Having said that, I cannot resist the observation that many a times the superior judiciary in Pakistan has also fallen short of the expectations of the masses in failing to uphold the principle of supremacy of law by unnecessarily and repeatedly invoking the doctrine of necessity; often applying it out of proportions, such as in the Zafar Ali Shah  case. To this extent the superior judiciary itself is also responsible for its flawed record.
However, eight years down the line, a second PCO was promulgated; this time the sole target of assault was the judiciary being punished for acts of judicial activism allegedly working at cross purposes with the government functionaries. The loss being much greater and irreparable in nature this time; with about sixty judges from the superior courts declining to validate another coup and the suspension of the 1973 Constitution, following the orders of the seven-member bench of the Supreme Court which blocked the way for the PCO before it was even proclaimed. Their stance being, that such an act would stand in contravention of their constitutional oath to “preserve, protect and defend the Constitution of the Islamic Republic of Pakistan, appreciating Article 6 of the Constitution which states that anybody who tries to abrogate the constitution by force of arms, or otherwise, or assists in its abrogation, commits high treason.

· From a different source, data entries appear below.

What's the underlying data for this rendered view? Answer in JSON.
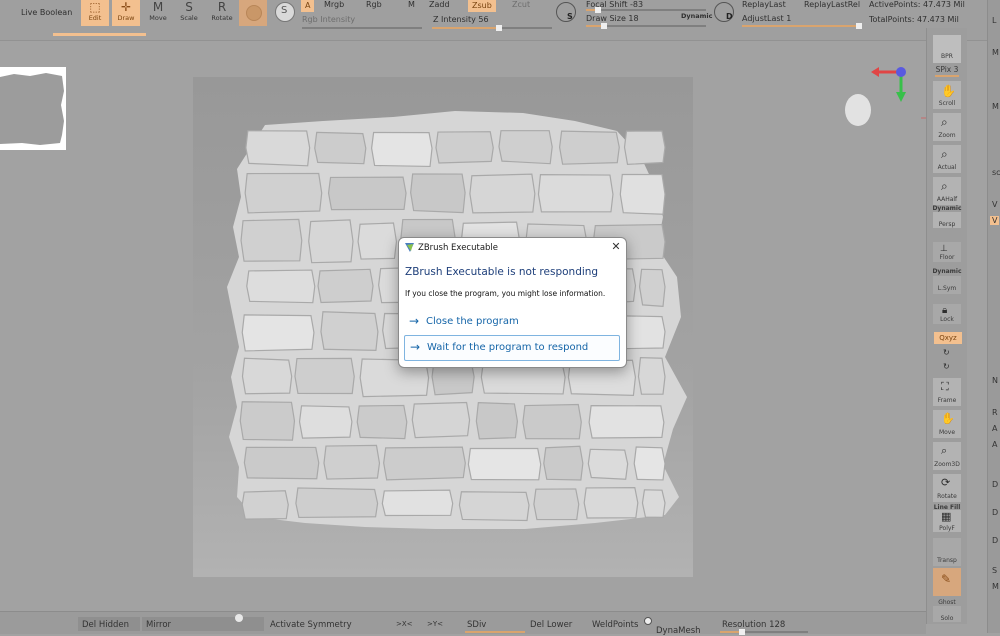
{
  "top_shelf": {
    "live_boolean": "Live Boolean",
    "tools": [
      {
        "label": "Edit",
        "icon": "edit-icon",
        "active": true
      },
      {
        "label": "Draw",
        "icon": "draw-icon",
        "active": true
      },
      {
        "label": "Move",
        "icon": "move-icon",
        "active": false
      },
      {
        "label": "Scale",
        "icon": "scale-icon",
        "active": false
      },
      {
        "label": "Rotate",
        "icon": "rotate-icon",
        "active": false
      }
    ],
    "a_button": "A",
    "mrgb": "Mrgb",
    "rgb": "Rgb",
    "m": "M",
    "rgb_intensity": "Rgb Intensity",
    "zadd": "Zadd",
    "zsub": "Zsub",
    "zcut": "Zcut",
    "z_intensity": "Z Intensity 56",
    "focal_shift": "Focal Shift -83",
    "draw_size": "Draw Size 18",
    "dynamic": "Dynamic",
    "replay_last": "ReplayLast",
    "replay_last_rel": "ReplayLastRel",
    "adjust_last": "AdjustLast 1",
    "active_points": "ActivePoints: 47.473 Mil",
    "total_points": "TotalPoints: 47.473 Mil",
    "s_letter": "S",
    "d_letter": "D",
    "z_intensity_value": 0.56,
    "focal_shift_value": 0.1,
    "draw_size_value": 0.15,
    "adjust_last_value": 1.0
  },
  "right_shelf": {
    "buttons": [
      {
        "label": "BPR",
        "icon": "bpr-icon"
      },
      {
        "label": "SPix 3",
        "icon": "spix-slider"
      },
      {
        "label": "Scroll",
        "icon": "scroll-icon"
      },
      {
        "label": "Zoom",
        "icon": "zoom-icon"
      },
      {
        "label": "Actual",
        "icon": "actual-icon"
      },
      {
        "label": "AAHalf",
        "icon": "aahalf-icon"
      },
      {
        "label": "Dynamic",
        "icon": "dynamic-label"
      },
      {
        "label": "Persp",
        "icon": "persp-icon"
      },
      {
        "label": "Floor",
        "icon": "floor-icon"
      },
      {
        "label": "Dynamic",
        "icon": "dynamic-label"
      },
      {
        "label": "L.Sym",
        "icon": "lsym-icon"
      },
      {
        "label": "Lock",
        "icon": "lock-icon"
      },
      {
        "label": "Qxyz",
        "icon": "xyz-icon"
      },
      {
        "label": "Frame",
        "icon": "frame-icon"
      },
      {
        "label": "Move",
        "icon": "move-hand-icon"
      },
      {
        "label": "Zoom3D",
        "icon": "zoom3d-icon"
      },
      {
        "label": "Rotate",
        "icon": "rotate3d-icon"
      },
      {
        "label": "Line Fill",
        "icon": "linefill-label"
      },
      {
        "label": "PolyF",
        "icon": "polyf-icon"
      },
      {
        "label": "Transp",
        "icon": "transp-icon"
      },
      {
        "label": "Ghost",
        "icon": "ghost-icon"
      },
      {
        "label": "Solo",
        "icon": "solo-icon"
      }
    ]
  },
  "right_edge": {
    "letters": [
      "L",
      "M",
      "M",
      "sc",
      "V",
      "V",
      "N",
      "R",
      "A",
      "A",
      "D",
      "D",
      "D",
      "S",
      "M"
    ]
  },
  "bottom_shelf": {
    "del_hidden": "Del Hidden",
    "mirror": "Mirror",
    "activate_symmetry": "Activate Symmetry",
    "x_lbl": ">X<",
    "y_lbl": ">Y<",
    "sdiv": "SDiv",
    "del_lower": "Del Lower",
    "weld_points": "WeldPoints",
    "dynamesh": "DynaMesh",
    "resolution": "Resolution 128",
    "resolution_value": 0.25
  },
  "dialog": {
    "title": "ZBrush Executable",
    "heading": "ZBrush Executable is not responding",
    "body": "If you close the program, you might lose information.",
    "option_close": "Close the program",
    "option_wait": "Wait for the program to respond",
    "close_glyph": "✕",
    "arrow_glyph": "→"
  },
  "colors": {
    "accent": "#f3c08f",
    "dialog_link": "#1565a8",
    "dialog_heading": "#1e3f7a",
    "ui_gray": "#a2a2a2"
  }
}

An impasse has thus been reached, whereby the government refuses to allow these judges to perform their duties, while the legal fraternity continues to impress that these judges have not ceased to hold office. Ironically while the judiciary is accused of having sheltered terrorists, the government itself admitted on state television of having released 29 militants (convicted by Anti-Terrorism Courts) in exchange for 213 kidnapped troops whereas the Supreme Court does not even have a single militants release to its record. Hence, the act of deposing judges, the lawyers believe, is a gross breach of the doctrine of separation of powers and the rule of law, and an encroachment upon judicial autonomy.
In an interview with Newsline, eminent barrister and advocate of the Supreme Court, Qazi Faez Isa puts it this way; “a judge continues in his office until he retires, expires or is removed, whereby the mechanism for removal of a judge lies in the formation of the Supreme Judicial Council, which gives them a right to fair hearing and then pronounces whether they are found guilty of the alleged charges or otherwise.
Till then, the judiciary in Pakistan rests in an air of uncertainty, between lawyers, deposed judges , installed judges, civil society members and political parties. While ironically most political leaders vehemently advocate an independent judiciary, there is a marked reluctance to pressurize the government for the reinstatement of these deposed honest and upright judges, as if this “independent judiciary is going to be showered from the heavens above. Hence for now, the pens have been put to halt, voices silenced, movement hampered, and the entire judicial system paralysed.
All of this seems to be a repetition of history but what is really different this time, is how the silence of the judiciary has echoed in the form of seismic tremours within and outside of Pakistan causing the very faÃƒÂ§ade of the present regime to come crumbling down to pieces.
Now the question is whether this judicial resistance will bear fruit and result in the greater common good of the people to prevail or is the struggle for an independent judiciary a lost cause?
 Federation of Pakistan v. Moulvi Tamizuddin Khan; PLD 1955 FC 240.
 Pakistan Steel Mills Privatization Case; Hasba Bill Case; Missing Persons Case; May 12 Petition.
 Article 209 of the Constitution of Islamic Republic of Pakistan (1973).
 Zafar Ali Shah v. General Pervez Musharraf; PLD 2000 SC 869.
 By virtue of Oath of Office (Judges) Order, 2007.